Woody Allen also features – in a manner of speaking – in Sausage Party, albeit in bagel form and with a vocal caricature courtesy of Edward Norton, who starred in Allen’s musical Everyone Says I Love You and here imitates the director’s kvetching mannerisms in order to serve as a profanity laden foil to an Arab-voiced lavash, who despises his Jewish neighbour on the specialist food aisle of a modern American supermarket.
If nothing about that sentence makes much sense, it might clear things up to explain that Sausage Party is also Seth Rogen and writing partner Evan Goldberg’s latest attempt – after bringing the wrath of North Korea to Sony’s door with The Interview – to outrage everyone in their usual we’re-stoned-and-don’t-really-mean-it way, courtesy of a crude, lewd, food-themed riff on Toy Story that basically functions as an animated parable about organised religion. It’s built around the idea that a supermarket hotdog sausage (voiced by Rogen) learns that the promised “Great Beyond” is not some wondrous place where virtuous food will be rewarded for all eternity by us shopper “gods”, but is actually a made-up concept designed to distract the suddenly sentient supermarket food from the fact that when it leaves the shop, a date with death is imminent. Though there are some amusingly offensive ideas here – a shopping cart crash that results in lots of food smashing on the supermarket floor in a cloud of flour has been animated to resemble footage of the 9/11 attacks – the puerility of Rogen and Goldberg’s script (the film was directed by animation specialists Greg Tiernan and Conrad Vernon) is only intermittently funny and the meditations on faith and theology haven’t been developed with enough sophistication to give this the satirical bite of Matt Stone and Trey Parker’s Team America: World Police or their brilliant stage musical The Book of Mormon.

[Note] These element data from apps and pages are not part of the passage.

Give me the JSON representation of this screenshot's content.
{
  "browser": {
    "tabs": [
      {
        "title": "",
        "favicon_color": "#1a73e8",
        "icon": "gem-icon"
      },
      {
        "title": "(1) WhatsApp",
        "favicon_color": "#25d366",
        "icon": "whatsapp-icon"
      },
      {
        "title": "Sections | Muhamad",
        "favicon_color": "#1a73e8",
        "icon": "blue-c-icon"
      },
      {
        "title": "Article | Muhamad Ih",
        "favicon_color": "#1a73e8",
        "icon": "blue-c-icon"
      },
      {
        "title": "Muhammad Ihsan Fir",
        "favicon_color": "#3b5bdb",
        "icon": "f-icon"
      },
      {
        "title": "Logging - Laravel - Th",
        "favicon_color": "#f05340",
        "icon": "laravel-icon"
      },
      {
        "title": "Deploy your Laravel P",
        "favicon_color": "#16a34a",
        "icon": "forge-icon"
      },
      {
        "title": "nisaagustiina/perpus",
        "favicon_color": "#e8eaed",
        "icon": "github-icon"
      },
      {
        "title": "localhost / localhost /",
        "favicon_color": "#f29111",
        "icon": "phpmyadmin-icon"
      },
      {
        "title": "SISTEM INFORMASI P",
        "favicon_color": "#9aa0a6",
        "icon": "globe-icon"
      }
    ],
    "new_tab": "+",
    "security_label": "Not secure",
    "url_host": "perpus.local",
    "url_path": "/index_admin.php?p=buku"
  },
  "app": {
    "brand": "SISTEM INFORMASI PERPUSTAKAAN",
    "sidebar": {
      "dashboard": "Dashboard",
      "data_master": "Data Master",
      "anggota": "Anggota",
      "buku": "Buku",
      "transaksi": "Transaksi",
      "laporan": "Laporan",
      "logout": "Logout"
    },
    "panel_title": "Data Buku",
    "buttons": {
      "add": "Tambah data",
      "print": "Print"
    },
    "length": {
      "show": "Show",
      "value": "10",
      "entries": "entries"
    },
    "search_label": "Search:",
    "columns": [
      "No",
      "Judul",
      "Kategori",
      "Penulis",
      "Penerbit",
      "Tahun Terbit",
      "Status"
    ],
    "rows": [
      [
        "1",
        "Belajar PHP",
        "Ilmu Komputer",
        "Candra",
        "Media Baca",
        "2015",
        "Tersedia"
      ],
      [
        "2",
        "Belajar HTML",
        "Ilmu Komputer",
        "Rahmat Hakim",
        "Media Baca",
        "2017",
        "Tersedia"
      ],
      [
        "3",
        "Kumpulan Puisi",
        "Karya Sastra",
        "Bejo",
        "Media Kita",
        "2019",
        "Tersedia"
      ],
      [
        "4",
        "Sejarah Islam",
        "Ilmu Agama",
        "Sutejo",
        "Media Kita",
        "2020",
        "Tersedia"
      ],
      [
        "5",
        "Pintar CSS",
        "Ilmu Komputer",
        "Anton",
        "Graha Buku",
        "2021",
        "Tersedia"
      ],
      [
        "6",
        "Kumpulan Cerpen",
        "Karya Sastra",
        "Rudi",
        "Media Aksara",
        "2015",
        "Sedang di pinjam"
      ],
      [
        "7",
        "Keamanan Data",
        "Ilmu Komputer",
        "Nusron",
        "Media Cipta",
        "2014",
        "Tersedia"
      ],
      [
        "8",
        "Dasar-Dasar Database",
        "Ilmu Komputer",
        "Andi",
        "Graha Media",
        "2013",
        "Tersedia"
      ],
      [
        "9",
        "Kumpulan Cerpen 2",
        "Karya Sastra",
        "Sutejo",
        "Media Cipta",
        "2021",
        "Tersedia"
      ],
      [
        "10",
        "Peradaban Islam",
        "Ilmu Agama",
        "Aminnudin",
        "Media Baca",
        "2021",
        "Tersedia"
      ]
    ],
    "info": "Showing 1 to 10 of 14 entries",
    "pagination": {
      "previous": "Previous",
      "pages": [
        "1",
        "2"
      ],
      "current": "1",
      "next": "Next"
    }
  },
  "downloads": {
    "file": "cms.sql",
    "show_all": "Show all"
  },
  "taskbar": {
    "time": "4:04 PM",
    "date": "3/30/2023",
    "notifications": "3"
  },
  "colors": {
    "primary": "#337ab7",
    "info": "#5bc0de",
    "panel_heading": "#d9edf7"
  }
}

Still, rather this than Brotherhood, the third film in Noel Clarke’s rubbish trilogy of London street movies that began with the inexplicably successful Kidulthood and continued with the duff Adulthood. If you’re not up to speed on those films, this one begins with a brief montage of clips sketching out the fate of Clarke’s character, Sam Peel, a former hoodie-wearing thug who’s done time for manslaughter, but is now trying to go straight with a lawyer wife and two kids. It’s not long before he’s reluctantly drawn back into his old life, however, as figures from his past inevitably want payback for past misdeeds. The plot that ensues is boilerplate gangster movie nonsense, rendered unintentionally laughable by ludicrous contrivances and Clarke’s inability to convey any sense of menace as either an actor or a director.
Things to Come is the latest from acclaimed French director Mia Hansen-Løve (Father of My Children, Eden) and feels very much like a response to real-life partner Olivier Assayas’s excellent 2012 film Something in the Air. Where that was a period film about the revolutionary spirit of May 1968, as seen from the perspective of a group of students in the early 1970s who had just missed this revolutionary moment, Hansen-Løve’s film takes place in the present day and focuses on a female academic in late middle-age (played by Isabelle Huppert) who still sympathises with some of the revolutionary ideas of that era, but only as an academic pursuit, not as a lifestyle choice.
When her marriage suddenly disintegrates, however, her new-found freedom forces her to confront her purpose in life, particularly as she grows closer to her protégé Fabien (Roman Kolinka), who believes in putting into practice the philosophical ideas he studies. All of which is almost as annoyingly pretentious as it sounds, but it’s also saved somewhat by Huppert’s prickly performance.